> [TASK INPUTS]:
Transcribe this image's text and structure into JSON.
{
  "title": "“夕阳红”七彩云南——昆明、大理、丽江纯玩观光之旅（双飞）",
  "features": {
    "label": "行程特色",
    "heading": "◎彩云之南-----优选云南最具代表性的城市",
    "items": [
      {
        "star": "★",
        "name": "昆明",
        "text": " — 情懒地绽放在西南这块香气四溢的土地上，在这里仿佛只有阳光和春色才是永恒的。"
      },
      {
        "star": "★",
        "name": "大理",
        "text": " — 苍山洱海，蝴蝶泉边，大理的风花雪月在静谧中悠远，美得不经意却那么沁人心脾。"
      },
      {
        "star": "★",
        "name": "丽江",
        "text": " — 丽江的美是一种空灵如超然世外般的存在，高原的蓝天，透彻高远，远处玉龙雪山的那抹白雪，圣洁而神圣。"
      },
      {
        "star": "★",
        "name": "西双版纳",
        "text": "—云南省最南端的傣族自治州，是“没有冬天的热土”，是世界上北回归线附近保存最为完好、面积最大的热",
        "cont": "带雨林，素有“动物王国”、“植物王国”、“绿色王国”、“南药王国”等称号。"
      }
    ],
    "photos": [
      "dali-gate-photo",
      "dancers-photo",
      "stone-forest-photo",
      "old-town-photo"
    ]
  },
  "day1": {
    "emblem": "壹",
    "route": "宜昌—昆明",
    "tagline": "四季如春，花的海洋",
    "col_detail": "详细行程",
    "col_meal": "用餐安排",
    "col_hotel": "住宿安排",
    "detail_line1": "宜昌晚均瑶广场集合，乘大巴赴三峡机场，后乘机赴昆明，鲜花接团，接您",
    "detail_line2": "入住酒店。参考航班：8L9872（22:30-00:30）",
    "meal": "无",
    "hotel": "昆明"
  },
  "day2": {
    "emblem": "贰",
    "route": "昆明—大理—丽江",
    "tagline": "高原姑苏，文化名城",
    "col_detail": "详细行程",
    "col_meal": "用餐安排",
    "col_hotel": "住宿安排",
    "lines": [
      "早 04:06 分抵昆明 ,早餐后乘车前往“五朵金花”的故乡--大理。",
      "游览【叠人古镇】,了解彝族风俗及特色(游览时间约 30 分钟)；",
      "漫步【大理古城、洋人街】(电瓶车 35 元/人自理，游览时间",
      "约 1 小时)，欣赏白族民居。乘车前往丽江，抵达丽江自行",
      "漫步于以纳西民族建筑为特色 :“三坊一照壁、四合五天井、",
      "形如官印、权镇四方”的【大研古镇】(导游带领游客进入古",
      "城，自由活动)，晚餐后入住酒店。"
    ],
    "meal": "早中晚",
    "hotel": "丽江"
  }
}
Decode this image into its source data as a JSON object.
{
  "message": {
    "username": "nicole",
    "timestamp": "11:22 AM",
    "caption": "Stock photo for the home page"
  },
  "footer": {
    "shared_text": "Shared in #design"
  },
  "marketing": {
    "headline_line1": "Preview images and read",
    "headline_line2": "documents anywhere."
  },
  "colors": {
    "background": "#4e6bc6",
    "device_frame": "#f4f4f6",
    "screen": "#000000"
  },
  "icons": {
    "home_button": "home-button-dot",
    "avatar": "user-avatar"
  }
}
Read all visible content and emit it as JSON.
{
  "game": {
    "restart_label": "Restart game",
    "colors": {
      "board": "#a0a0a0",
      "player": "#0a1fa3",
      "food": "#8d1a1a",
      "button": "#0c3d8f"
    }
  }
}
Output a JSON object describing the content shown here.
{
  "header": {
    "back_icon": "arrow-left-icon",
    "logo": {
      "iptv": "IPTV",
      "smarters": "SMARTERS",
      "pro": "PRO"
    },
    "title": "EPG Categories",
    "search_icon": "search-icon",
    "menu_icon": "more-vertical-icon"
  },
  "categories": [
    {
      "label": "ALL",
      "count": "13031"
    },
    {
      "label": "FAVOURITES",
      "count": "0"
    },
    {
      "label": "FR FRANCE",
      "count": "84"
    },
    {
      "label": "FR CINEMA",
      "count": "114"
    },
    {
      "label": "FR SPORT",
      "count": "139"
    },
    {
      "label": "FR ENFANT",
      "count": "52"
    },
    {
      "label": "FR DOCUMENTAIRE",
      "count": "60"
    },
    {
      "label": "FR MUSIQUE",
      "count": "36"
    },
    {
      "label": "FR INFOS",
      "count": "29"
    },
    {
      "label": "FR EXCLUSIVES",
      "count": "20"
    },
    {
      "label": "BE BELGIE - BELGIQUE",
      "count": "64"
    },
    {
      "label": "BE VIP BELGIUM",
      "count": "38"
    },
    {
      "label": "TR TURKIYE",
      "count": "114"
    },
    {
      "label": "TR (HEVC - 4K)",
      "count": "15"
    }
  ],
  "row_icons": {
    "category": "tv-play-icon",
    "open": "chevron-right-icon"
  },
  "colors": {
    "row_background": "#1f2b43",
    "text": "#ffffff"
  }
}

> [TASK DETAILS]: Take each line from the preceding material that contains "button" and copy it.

> [ANSWER]:
    "home_button": "home-button-dot",
      "button": "#0c3d8f"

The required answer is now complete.